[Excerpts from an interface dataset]

──────────

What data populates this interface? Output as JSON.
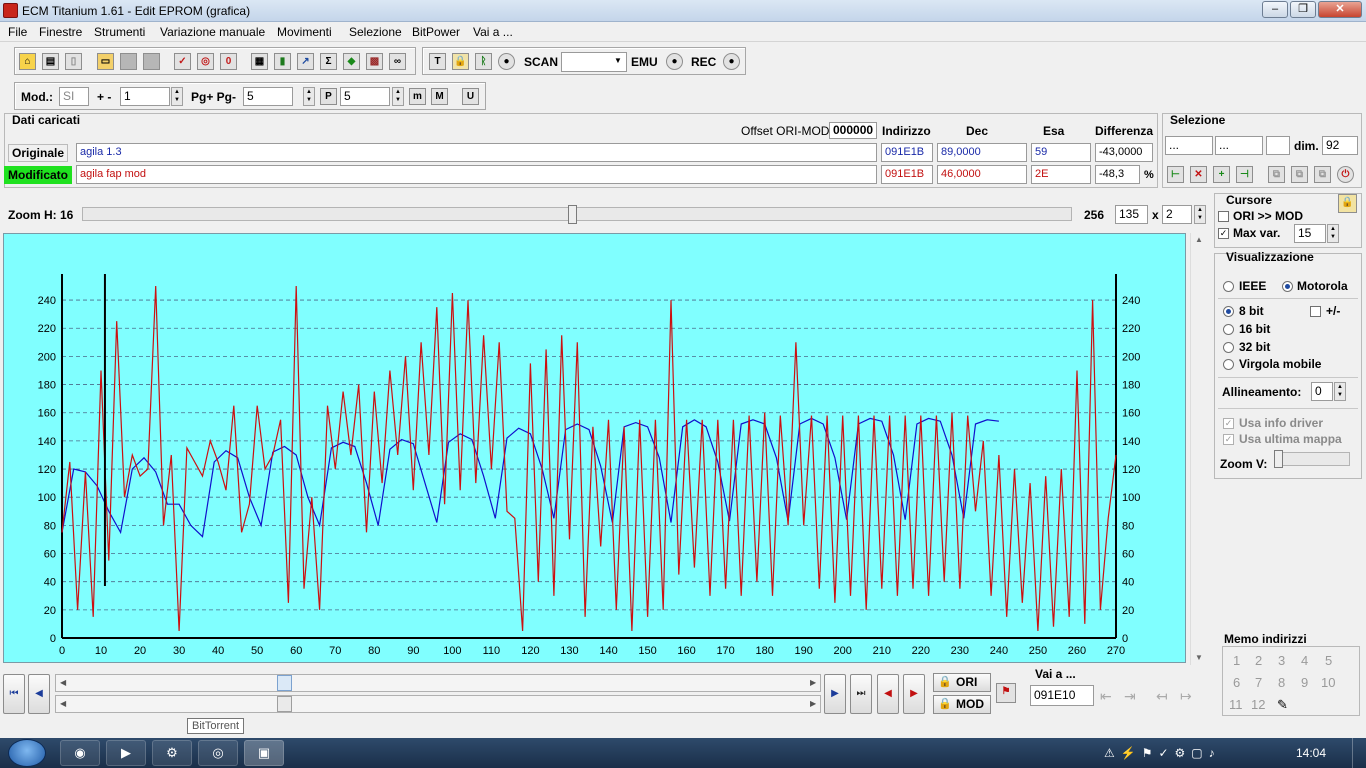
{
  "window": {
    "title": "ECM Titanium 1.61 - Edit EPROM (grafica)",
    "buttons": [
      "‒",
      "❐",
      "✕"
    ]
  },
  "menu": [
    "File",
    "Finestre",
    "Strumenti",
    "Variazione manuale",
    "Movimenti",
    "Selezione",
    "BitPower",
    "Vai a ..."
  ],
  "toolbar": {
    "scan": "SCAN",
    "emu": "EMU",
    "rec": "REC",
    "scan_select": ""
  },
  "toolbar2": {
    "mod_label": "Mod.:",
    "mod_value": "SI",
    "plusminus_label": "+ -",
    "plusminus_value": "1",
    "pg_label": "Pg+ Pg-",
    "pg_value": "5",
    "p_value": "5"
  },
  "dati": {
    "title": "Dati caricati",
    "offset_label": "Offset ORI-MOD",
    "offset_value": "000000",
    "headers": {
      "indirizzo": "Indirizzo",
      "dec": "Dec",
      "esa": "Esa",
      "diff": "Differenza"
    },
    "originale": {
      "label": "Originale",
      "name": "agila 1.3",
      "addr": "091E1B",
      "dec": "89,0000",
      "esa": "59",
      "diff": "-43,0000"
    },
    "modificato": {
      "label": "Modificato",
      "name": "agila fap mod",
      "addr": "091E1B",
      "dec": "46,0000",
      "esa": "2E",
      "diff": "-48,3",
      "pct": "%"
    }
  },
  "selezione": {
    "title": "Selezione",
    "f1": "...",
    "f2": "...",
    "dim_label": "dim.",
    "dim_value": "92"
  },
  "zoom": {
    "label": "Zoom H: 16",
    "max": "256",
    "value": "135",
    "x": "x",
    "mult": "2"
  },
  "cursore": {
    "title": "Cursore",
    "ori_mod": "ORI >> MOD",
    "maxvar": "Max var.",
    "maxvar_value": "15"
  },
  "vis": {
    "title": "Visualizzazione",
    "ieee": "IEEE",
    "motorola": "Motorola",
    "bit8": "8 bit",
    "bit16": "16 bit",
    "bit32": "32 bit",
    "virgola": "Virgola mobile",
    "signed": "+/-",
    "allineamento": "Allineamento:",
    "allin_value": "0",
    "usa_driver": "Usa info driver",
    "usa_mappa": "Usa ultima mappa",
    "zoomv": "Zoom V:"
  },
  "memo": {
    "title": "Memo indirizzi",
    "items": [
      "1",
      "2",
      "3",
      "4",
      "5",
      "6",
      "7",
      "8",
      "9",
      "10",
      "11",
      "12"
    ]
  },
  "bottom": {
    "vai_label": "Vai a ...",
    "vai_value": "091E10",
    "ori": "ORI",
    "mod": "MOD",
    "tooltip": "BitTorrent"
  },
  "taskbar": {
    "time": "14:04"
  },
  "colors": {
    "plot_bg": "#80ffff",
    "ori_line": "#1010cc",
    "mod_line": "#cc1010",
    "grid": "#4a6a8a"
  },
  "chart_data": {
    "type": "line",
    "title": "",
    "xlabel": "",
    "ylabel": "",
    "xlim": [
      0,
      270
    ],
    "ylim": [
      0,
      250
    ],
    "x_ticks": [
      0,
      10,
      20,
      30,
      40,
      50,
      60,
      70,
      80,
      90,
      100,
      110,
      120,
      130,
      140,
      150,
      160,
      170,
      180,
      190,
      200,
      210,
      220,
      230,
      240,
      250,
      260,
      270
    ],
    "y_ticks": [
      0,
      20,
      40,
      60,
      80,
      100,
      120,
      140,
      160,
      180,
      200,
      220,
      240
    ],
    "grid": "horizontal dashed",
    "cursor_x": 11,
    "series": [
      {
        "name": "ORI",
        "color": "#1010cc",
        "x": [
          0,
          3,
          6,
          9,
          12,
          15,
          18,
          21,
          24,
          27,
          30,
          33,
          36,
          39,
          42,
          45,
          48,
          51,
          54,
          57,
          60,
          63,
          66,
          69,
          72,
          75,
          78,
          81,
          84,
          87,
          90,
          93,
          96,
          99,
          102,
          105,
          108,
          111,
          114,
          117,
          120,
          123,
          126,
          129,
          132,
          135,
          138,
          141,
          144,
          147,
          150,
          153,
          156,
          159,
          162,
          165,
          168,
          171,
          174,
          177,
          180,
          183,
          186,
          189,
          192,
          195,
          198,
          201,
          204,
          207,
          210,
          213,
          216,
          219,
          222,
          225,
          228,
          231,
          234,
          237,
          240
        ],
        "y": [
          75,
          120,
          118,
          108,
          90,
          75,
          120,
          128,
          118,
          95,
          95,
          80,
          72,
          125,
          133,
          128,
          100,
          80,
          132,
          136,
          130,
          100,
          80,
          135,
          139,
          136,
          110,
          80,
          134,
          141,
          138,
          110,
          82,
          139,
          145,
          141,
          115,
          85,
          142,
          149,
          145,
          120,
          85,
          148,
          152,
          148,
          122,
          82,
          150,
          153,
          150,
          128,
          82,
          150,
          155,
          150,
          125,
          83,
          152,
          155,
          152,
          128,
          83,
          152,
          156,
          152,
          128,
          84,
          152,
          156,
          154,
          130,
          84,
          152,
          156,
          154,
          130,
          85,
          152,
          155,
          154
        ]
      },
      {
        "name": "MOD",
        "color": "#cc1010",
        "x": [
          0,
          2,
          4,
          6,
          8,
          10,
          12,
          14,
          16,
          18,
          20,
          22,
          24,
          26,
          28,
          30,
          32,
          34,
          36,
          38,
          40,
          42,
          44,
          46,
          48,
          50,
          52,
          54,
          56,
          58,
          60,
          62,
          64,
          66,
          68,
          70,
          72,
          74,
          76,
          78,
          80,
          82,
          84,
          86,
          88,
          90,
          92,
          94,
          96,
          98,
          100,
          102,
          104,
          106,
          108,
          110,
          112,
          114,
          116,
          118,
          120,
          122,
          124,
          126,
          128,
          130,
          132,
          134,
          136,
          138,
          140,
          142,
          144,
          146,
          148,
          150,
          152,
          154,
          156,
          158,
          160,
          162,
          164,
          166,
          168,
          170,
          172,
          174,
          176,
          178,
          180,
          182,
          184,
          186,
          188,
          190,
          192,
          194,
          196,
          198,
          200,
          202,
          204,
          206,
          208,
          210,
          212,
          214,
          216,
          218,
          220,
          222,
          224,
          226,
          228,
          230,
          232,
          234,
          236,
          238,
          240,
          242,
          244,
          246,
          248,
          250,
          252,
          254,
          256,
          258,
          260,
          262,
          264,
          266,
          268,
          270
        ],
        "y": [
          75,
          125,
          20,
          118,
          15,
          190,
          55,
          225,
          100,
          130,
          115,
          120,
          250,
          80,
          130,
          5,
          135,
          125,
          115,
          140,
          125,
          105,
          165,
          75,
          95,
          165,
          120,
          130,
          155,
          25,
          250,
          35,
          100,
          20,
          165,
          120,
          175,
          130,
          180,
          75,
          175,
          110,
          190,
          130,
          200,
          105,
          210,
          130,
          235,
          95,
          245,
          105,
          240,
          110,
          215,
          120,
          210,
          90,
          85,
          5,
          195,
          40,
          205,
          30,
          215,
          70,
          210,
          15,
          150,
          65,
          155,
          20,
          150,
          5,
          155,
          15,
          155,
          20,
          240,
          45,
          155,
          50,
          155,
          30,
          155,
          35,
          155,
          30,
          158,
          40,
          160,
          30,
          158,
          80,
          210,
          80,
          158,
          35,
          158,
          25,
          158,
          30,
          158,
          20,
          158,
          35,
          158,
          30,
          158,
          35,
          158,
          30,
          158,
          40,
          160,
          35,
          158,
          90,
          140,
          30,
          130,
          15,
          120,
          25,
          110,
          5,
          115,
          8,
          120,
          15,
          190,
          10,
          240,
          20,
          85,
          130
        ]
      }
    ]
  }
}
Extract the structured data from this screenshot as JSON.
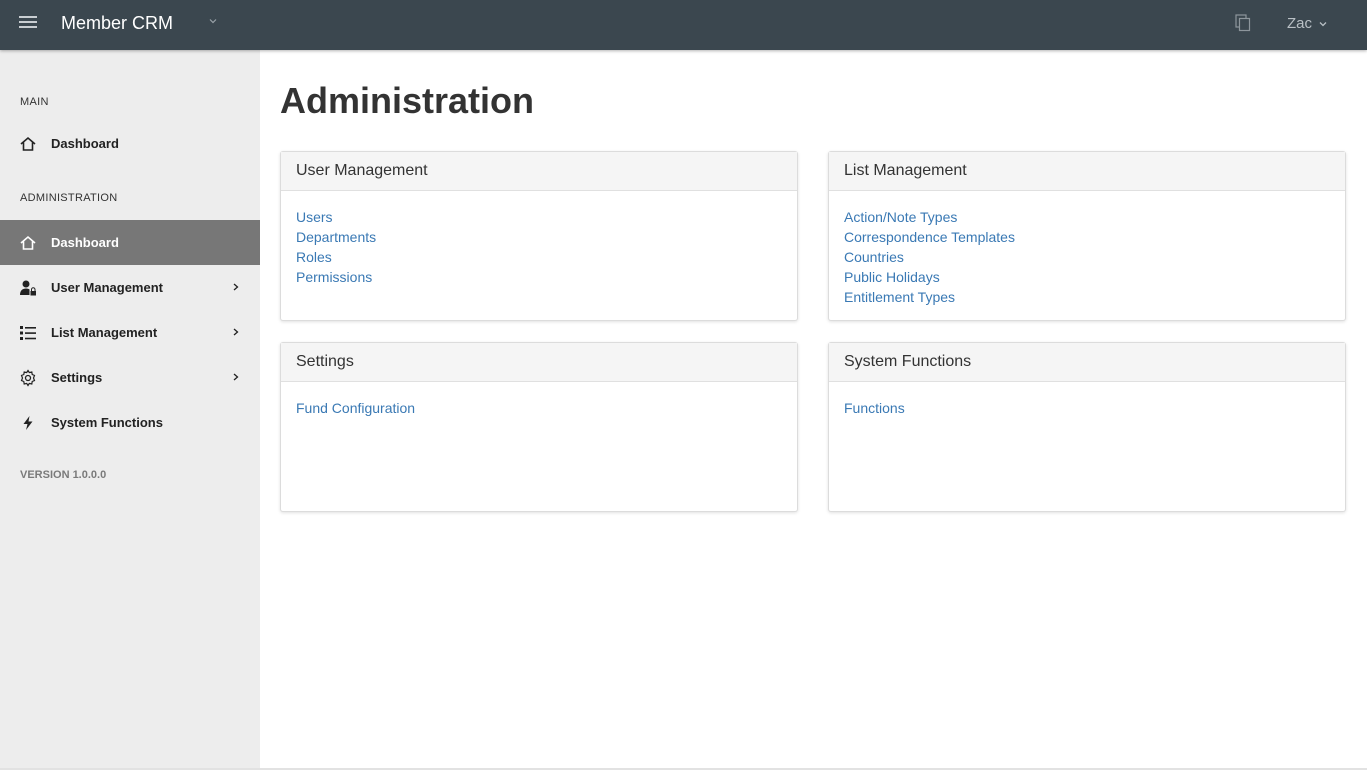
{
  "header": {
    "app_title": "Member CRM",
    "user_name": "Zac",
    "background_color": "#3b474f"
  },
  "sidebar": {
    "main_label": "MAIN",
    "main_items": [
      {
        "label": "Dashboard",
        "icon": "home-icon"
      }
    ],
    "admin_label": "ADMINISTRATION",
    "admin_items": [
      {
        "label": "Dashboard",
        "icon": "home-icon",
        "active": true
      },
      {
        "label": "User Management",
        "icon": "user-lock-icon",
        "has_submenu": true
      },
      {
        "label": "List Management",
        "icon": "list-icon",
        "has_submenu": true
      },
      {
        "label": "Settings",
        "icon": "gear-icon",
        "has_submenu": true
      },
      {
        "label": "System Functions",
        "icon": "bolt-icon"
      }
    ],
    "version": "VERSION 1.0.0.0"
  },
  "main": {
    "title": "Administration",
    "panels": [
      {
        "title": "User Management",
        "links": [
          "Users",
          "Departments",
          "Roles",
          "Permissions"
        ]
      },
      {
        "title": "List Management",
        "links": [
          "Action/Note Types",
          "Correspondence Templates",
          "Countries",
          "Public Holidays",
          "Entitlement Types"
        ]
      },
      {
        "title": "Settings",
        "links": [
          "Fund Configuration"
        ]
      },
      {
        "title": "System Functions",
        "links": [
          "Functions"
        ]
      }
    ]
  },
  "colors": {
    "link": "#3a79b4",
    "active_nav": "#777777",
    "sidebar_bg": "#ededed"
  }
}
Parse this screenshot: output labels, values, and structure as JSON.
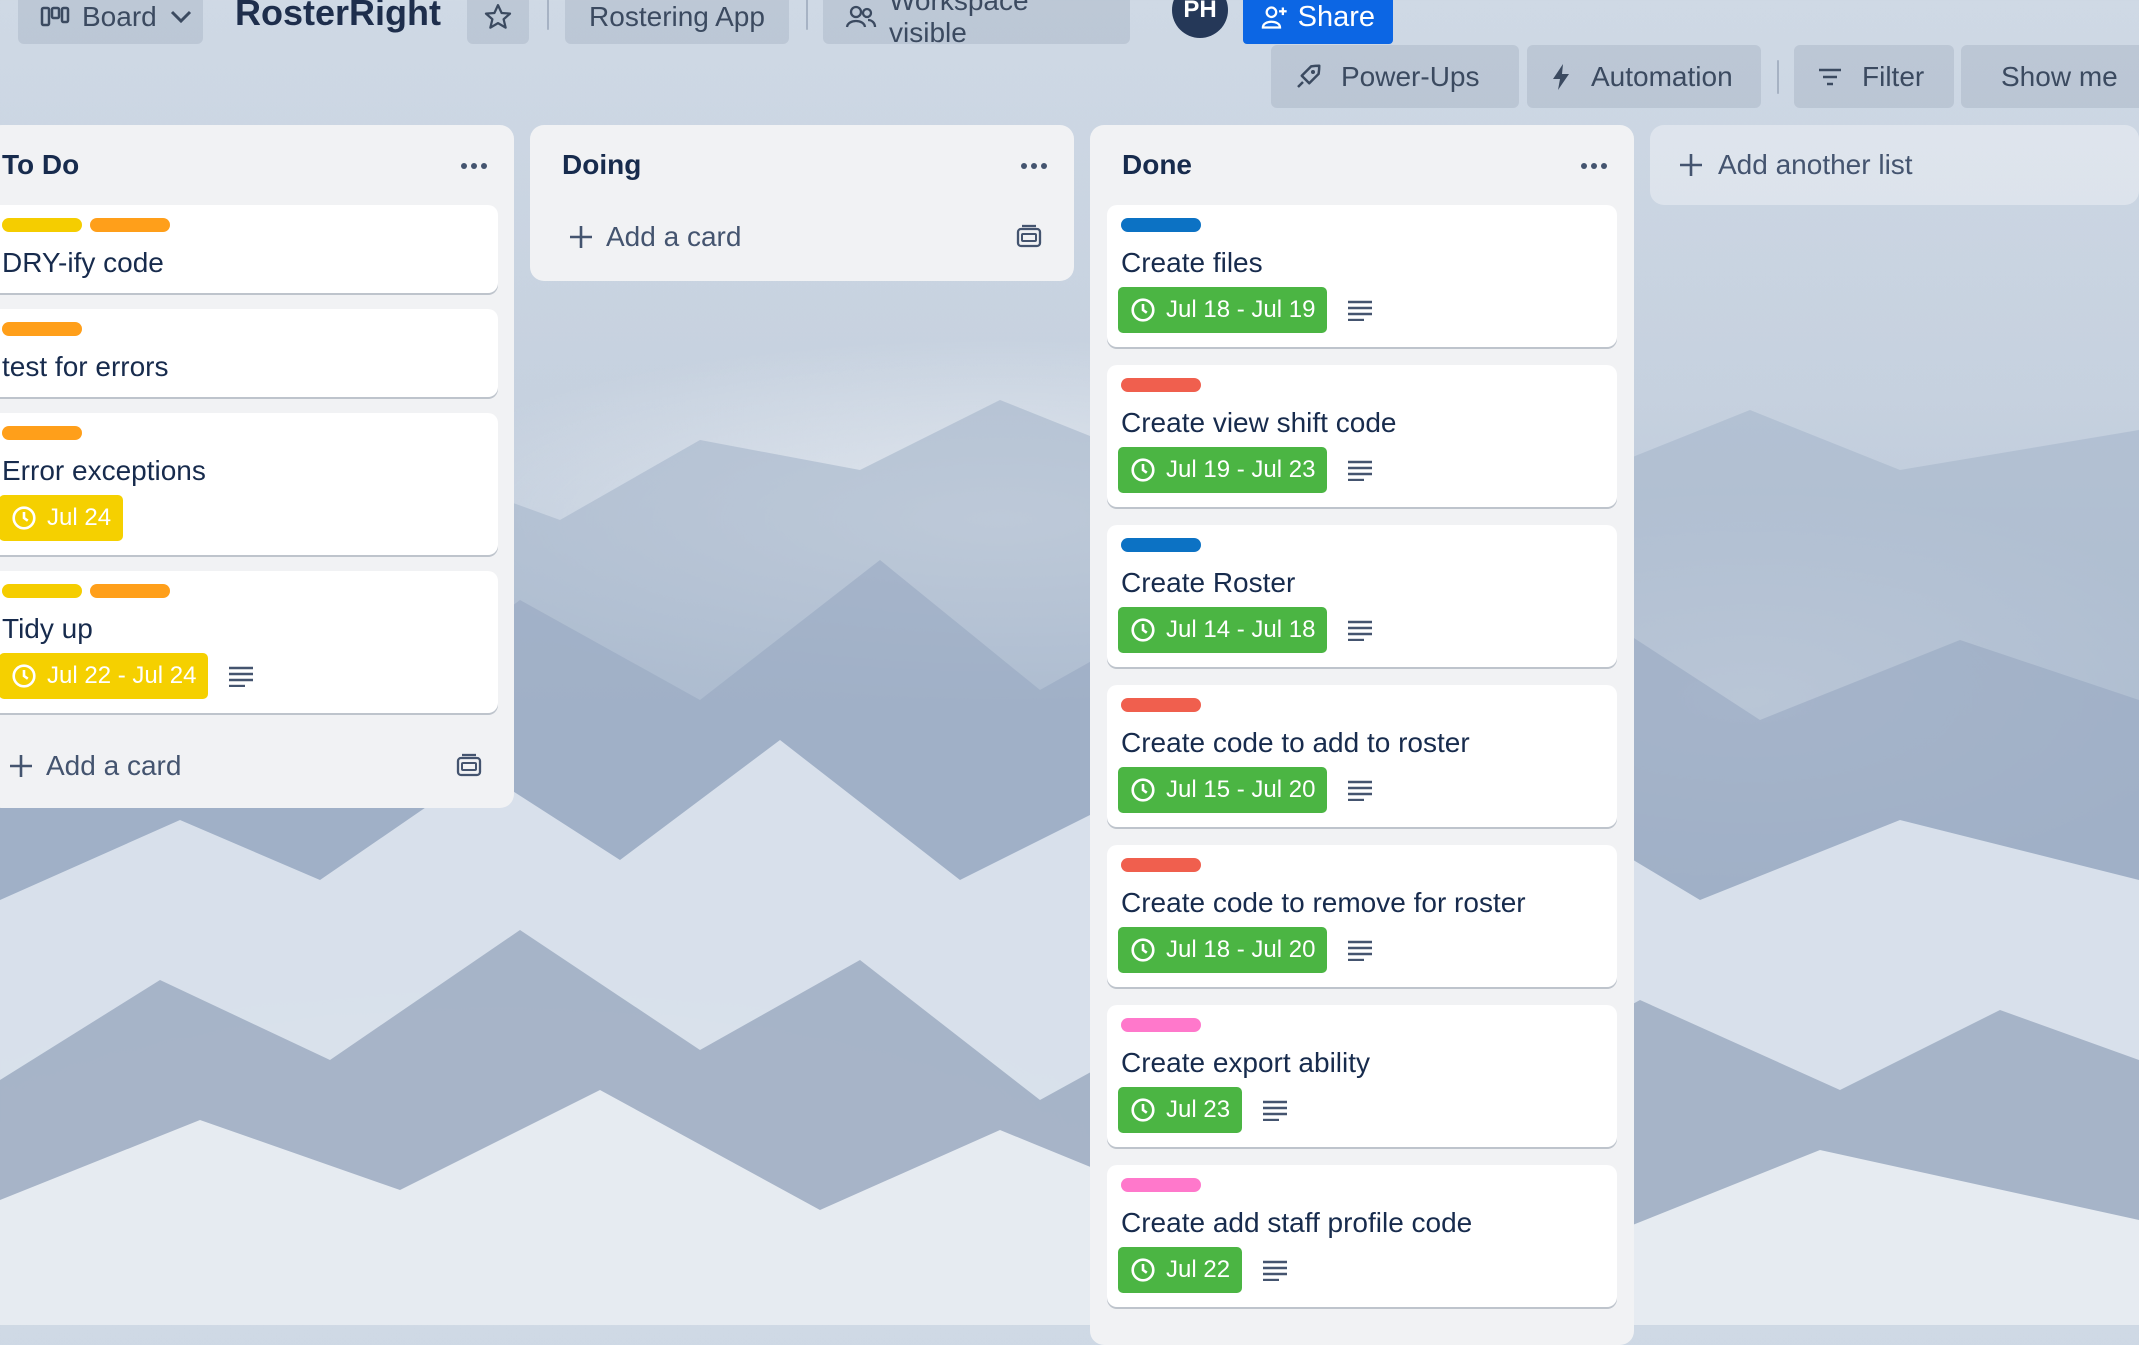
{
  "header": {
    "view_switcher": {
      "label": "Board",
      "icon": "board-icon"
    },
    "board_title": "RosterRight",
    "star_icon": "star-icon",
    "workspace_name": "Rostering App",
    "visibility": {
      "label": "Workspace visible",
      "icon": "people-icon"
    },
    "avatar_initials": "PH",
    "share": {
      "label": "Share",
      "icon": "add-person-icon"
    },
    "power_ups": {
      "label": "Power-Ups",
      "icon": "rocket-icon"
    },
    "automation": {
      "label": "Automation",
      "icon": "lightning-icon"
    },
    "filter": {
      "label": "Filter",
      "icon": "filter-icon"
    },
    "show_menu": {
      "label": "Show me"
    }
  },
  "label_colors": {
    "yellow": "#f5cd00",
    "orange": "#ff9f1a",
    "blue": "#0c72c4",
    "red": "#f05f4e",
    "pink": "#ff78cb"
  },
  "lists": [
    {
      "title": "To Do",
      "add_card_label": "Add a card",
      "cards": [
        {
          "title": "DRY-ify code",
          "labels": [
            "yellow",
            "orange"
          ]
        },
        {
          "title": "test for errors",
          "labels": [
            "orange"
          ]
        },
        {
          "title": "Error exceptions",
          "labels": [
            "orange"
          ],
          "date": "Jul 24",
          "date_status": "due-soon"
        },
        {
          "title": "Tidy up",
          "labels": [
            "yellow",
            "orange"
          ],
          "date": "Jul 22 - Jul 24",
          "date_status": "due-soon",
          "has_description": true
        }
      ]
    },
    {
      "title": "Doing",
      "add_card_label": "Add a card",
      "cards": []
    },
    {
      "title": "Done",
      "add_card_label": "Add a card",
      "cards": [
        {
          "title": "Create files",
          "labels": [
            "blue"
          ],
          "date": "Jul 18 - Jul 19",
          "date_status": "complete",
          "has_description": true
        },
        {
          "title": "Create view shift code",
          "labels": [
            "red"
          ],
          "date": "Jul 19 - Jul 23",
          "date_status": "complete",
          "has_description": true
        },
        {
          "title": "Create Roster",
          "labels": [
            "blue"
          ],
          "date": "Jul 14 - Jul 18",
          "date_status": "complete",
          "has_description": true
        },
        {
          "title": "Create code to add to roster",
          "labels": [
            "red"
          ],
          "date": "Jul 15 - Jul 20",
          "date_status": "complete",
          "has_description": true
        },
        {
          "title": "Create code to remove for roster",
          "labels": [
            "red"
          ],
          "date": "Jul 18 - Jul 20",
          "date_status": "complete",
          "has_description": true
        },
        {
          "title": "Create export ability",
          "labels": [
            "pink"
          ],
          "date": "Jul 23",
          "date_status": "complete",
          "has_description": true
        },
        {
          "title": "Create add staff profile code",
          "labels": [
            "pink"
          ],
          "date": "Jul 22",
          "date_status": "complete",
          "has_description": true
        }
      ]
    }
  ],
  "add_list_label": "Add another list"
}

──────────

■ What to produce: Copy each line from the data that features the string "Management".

■ Task output:
        "label": "User Management",
        "label": "List Management",
        "title": "User Management",
        "title": "List Management",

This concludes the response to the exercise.